The tortoises themselves can also handle surprisingly cold temperatures, as low as 45 degrees, with no problems. When nighttime temperatures drop below 50 degrees, a heated hide box should be provided that maintains at least 60 degrees at night (in the 70s is better), or the tortoises should be brought in during those times. Red-footed tortoises are kept outdoors year round in some parts of the country where nighttime lows in the winter are 20 degrees (including here in Las Vegas). It is absolutely required that these tortoises are checked on each evening to make sure they get into a heated area and do not fall asleep out in the open and become exposed to cold temperatures at night.
Indoors, redfoot tortoises can be maintained at normal room temperatures: 68 to 80 degrees. They should also have a basking area heated by an overhead light or a ceramic heat emitter. This warm spot should be in the 90-degree range. While some don’t think it’s needed, we provide a UVB light in the indoor enclosures to help them properly process the calcium in their diets. When placed overhead, it will not lead to eye damage as is sometimes claimed. Lights should run 12 to 14 hours a day, and a mild heat source can be used 24/7 under or over the hide box area (small heat pads, red bulbs or ceramic heat emitters work great for this). Lamp timers make the light cycle consistent and easy.
Redfoot tortoises exist in a wide variety of habitats in the wild, from grassland to jungle, almost all with moderate to high humidity and moderate temperatures. Red-foots can handle variable amounts of humidity in captivity once grown, but babies should be kept humid to ensure proper smooth shell growth in their first few years.

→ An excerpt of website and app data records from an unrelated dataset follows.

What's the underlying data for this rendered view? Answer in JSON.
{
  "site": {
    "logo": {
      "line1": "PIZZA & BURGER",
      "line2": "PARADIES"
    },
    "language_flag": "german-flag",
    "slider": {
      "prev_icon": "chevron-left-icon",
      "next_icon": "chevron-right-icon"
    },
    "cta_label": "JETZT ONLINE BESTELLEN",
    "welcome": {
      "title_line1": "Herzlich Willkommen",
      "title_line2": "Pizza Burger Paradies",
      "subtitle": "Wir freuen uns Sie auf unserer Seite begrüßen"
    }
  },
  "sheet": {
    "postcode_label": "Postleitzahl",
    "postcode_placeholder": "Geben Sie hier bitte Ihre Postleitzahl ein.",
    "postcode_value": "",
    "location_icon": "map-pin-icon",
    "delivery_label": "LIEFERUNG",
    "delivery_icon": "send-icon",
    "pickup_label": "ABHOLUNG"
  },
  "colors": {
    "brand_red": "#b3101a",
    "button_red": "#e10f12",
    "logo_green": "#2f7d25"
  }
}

Redfoot tortoises do not hibernate but will go through a winter slow-down period during cooler weather and shortened day-lengths. As adults, red-footed tortoises can safely handle body temperatures as low as 45 degrees at night as long as they are able to heat up into the 70s during the day. Summer temperatures up to 100 degrees can be tolerated as long as there is a cooler, shaded retreat the tortoise can get into. Moisture is not a problem in warmer temperatures (a cool mudhole on a hot day), but the tortoises should be kept dry on cold nights.